J: Initially? Oprah.

A: I was going to say that they come from a level of good intention and I think people are drawn to good energy.

J: You go on Oprah and then suddenly all the galleries want to see your work and you have people that are coming in who maybe haven’t even bought art before but they’re curious about it. It’s a domino effect. We thought after that initial rush died down, that might be the end of it but it wasn’t. So there’s obviously something more to it that people connect to and it’s never really stopped. … We always say that that’s how it goes with these paintings. They find their homes.

A: But Oprah didn’t hurt.

Amanda has appeared on Oprah twice and during her second appearance, she presented Winfrey with a painting of herself in the movie Beloved as well as a $100,000 check for Oprah’s Angel Network, which supports charitable projects around the globe.

Tree Line, Judith Dunbar

Have you seen the art scene in Collin County grow since you started?
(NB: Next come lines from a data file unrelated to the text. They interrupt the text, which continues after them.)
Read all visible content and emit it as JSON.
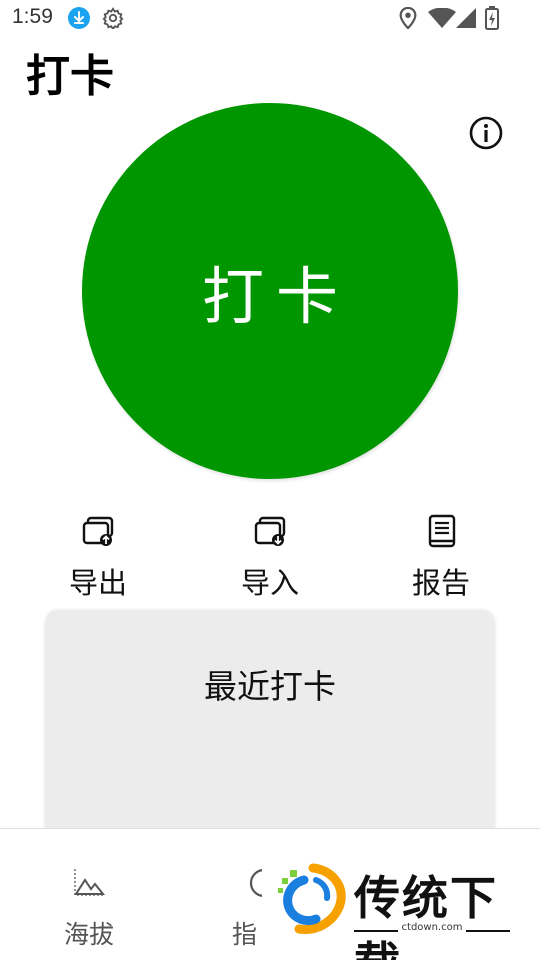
{
  "status_bar": {
    "time": "1:59",
    "icons": [
      "download-icon",
      "settings-icon",
      "location-icon",
      "wifi-icon",
      "signal-icon",
      "battery-icon"
    ],
    "download_color": "#1aa3f0"
  },
  "header": {
    "title": "打卡"
  },
  "checkin": {
    "label": "打卡",
    "color": "#009600"
  },
  "actions": [
    {
      "label": "导出",
      "icon": "export-icon"
    },
    {
      "label": "导入",
      "icon": "import-icon"
    },
    {
      "label": "报告",
      "icon": "report-icon"
    }
  ],
  "recent": {
    "title": "最近打卡",
    "background": "#ececec"
  },
  "bottom_nav": [
    {
      "label": "海拔",
      "icon": "mountain-icon"
    },
    {
      "label": "指",
      "icon": "compass-icon"
    }
  ],
  "watermark": {
    "text": "传统下载",
    "url": "ctdown.com"
  }
}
J: In the community in Allen in particular, there are lots of people that are really interested in it and a lot of wonderful artists. It’s a small community so we’re still working at it. One of the reasons they’ve asked Amanda to come this year is to bring people in. But they know Amanda and they’ve followed her career and Amanda is really good at talking to teenagers and kids her age, so it builds excitement and a local knowledge base. There was nothing when she started but now there is. There’s a nice little community pulling for her.

A: Humanities, as a general rule, are absolutely integral to our becoming good citizens and recognizing not only our history and our art and culture, but respecting them. Whether it’s painting or not, having the arts around you is a positive thing. It’s always around us, always surrounding us.
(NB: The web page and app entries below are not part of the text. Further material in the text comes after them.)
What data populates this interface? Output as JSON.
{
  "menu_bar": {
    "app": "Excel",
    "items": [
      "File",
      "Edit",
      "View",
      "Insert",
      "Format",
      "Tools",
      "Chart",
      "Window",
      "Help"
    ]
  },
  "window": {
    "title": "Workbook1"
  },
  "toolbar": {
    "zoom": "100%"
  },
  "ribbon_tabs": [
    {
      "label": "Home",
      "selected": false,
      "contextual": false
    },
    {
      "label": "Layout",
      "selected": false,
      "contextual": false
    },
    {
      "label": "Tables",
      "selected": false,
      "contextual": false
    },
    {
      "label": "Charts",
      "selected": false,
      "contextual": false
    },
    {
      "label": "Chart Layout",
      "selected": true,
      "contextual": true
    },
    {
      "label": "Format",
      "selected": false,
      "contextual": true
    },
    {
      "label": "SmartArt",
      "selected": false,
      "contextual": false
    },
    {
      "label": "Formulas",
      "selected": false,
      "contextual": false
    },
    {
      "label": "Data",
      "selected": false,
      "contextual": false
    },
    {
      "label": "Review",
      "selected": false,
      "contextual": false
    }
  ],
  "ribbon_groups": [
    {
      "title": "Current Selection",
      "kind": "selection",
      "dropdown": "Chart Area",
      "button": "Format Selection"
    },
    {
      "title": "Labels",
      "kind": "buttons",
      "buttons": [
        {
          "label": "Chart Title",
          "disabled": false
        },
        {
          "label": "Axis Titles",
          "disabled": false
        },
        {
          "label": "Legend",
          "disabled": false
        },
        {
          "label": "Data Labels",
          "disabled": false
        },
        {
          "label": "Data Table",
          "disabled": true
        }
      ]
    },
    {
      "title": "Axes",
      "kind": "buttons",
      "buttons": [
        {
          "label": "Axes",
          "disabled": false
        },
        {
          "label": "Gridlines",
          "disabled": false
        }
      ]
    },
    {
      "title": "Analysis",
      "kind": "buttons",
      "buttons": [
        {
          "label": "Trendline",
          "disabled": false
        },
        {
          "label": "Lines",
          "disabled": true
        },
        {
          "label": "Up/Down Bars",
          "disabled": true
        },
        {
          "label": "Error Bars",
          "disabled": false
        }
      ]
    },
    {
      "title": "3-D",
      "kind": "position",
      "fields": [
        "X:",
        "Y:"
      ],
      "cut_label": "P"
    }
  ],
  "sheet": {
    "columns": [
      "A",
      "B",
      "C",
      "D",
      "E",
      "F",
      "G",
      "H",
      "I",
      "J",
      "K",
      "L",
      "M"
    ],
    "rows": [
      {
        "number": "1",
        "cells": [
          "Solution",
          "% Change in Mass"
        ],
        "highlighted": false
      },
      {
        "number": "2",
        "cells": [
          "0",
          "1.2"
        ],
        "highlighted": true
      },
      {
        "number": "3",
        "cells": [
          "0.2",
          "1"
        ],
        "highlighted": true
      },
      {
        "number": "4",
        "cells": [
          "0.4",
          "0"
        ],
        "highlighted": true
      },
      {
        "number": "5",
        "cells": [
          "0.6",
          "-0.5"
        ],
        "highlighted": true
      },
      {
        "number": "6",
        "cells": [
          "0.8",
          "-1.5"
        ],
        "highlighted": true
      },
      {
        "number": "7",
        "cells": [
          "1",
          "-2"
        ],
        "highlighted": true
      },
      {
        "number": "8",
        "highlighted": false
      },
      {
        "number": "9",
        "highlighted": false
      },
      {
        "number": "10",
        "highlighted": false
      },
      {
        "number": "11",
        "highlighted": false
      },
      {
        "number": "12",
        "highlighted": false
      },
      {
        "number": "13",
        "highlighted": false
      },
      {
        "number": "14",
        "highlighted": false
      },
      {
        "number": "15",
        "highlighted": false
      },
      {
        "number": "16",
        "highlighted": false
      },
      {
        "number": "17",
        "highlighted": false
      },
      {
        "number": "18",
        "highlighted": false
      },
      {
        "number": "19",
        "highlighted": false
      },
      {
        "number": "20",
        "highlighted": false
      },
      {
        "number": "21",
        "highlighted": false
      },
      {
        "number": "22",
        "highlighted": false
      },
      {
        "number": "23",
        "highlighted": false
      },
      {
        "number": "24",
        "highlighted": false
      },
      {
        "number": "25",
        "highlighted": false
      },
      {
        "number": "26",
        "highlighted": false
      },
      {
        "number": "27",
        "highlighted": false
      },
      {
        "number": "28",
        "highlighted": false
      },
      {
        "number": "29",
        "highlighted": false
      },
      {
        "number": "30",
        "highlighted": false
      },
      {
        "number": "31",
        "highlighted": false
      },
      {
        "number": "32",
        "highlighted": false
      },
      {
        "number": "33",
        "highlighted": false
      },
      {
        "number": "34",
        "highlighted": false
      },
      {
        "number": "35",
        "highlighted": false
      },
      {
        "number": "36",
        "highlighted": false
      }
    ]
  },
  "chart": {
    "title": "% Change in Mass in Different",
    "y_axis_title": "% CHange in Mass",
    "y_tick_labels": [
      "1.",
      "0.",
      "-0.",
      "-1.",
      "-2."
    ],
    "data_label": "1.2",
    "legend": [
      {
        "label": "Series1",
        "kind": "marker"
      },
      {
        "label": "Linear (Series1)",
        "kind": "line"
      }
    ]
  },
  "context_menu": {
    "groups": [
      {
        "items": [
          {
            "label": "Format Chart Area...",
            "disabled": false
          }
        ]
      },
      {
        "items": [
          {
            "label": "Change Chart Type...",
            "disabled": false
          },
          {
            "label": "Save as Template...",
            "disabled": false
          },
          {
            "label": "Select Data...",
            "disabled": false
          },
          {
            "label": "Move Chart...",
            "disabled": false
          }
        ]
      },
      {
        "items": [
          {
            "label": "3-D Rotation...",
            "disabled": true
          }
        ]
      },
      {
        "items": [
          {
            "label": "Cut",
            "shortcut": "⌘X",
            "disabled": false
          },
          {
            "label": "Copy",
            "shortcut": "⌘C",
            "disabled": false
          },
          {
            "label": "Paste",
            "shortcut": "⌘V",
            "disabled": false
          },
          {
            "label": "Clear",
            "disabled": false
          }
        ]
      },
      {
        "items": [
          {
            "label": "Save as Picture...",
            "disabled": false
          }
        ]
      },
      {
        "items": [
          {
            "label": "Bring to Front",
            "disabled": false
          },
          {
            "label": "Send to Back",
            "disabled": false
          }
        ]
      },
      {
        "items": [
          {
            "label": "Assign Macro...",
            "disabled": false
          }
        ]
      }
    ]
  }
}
When they are not painting, Judith is a registered nurse in a neonatal intensive care unit and Amanda is pursuing a master’s and Ph.D. in Art History. Their works show in galleries nationwide. See more of their work at their websites, and

Originally published in Plano Profile‘s February 2017 issue.